_Records_
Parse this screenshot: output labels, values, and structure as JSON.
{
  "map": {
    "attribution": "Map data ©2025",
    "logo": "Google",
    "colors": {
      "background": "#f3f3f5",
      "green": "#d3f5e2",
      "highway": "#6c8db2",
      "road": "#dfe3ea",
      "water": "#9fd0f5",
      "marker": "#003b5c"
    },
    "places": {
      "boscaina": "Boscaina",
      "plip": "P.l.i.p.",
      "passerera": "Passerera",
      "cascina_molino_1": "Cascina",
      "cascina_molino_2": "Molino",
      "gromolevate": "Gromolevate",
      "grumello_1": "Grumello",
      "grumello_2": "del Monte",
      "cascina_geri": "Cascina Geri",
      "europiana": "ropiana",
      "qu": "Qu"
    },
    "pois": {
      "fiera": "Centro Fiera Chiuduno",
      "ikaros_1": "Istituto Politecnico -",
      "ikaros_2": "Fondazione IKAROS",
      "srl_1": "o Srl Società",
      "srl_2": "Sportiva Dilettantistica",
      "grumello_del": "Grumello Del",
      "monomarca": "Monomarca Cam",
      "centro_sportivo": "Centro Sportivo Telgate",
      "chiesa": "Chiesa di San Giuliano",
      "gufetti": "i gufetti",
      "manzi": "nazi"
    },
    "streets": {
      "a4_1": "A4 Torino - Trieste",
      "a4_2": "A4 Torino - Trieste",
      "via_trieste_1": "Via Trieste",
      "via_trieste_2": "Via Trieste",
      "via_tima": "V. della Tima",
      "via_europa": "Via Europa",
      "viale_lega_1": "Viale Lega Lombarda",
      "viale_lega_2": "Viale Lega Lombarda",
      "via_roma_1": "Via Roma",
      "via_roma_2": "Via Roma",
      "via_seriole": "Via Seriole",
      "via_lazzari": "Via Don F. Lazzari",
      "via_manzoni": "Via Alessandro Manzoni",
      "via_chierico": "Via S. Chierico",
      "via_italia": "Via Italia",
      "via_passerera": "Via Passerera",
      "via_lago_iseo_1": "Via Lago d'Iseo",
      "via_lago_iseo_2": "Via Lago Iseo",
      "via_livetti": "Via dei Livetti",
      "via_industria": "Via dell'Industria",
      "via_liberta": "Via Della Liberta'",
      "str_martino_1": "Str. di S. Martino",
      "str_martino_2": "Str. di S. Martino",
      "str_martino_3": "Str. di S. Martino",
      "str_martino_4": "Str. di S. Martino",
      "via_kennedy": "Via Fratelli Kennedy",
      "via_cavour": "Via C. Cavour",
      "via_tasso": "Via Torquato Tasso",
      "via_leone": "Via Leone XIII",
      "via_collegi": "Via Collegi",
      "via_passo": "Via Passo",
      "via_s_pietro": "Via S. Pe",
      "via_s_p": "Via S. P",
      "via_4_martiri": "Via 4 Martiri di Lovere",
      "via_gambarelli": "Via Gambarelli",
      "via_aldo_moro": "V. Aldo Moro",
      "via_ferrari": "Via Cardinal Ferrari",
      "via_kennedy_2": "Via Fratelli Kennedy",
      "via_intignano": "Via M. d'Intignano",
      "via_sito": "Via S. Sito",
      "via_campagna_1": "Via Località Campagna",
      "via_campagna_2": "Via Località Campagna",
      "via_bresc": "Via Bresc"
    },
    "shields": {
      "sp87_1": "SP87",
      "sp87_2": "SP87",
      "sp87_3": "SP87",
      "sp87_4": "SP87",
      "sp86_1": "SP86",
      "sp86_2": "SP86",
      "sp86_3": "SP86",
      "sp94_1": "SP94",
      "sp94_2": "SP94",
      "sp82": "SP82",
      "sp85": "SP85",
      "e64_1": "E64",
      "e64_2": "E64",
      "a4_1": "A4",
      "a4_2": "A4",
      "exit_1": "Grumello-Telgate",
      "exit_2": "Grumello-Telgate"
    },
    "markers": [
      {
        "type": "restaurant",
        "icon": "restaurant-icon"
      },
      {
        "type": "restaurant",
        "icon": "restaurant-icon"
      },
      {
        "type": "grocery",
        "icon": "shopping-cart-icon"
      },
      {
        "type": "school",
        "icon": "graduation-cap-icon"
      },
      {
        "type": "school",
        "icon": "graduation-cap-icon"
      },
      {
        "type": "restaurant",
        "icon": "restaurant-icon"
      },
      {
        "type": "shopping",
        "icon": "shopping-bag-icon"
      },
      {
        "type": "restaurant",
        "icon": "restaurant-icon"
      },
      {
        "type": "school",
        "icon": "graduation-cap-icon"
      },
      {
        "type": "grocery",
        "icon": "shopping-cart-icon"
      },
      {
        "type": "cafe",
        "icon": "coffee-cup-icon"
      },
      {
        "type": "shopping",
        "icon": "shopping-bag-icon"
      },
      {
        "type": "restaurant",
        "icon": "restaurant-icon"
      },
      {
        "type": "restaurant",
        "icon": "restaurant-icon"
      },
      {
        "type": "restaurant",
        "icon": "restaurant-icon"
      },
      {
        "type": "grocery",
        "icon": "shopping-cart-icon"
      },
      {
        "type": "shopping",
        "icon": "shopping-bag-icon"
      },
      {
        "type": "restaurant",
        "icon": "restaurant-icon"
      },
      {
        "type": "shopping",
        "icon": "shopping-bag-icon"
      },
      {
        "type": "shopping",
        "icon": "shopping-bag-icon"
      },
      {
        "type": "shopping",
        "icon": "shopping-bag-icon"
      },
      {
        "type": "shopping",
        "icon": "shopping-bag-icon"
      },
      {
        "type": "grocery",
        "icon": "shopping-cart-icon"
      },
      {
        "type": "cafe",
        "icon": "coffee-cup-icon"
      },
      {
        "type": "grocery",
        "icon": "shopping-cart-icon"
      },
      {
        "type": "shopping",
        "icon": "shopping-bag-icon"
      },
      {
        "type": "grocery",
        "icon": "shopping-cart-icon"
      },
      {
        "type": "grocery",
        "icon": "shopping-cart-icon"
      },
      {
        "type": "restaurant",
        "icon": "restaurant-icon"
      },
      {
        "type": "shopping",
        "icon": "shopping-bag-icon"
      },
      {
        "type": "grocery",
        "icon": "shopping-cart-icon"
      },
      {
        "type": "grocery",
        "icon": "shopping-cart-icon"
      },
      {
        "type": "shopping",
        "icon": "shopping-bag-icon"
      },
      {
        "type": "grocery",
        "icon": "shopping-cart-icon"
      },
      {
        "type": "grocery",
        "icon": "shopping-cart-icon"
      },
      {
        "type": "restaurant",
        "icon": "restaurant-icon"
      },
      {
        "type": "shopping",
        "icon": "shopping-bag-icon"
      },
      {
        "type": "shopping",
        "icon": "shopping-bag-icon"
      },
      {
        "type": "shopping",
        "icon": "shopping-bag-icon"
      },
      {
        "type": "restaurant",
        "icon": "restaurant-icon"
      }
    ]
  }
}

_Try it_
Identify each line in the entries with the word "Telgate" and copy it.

_Solution to this exercise_
      "centro_sportivo": "Centro Sportivo Telgate",
      "exit_1": "Grumello-Telgate",
      "exit_2": "Grumello-Telgate"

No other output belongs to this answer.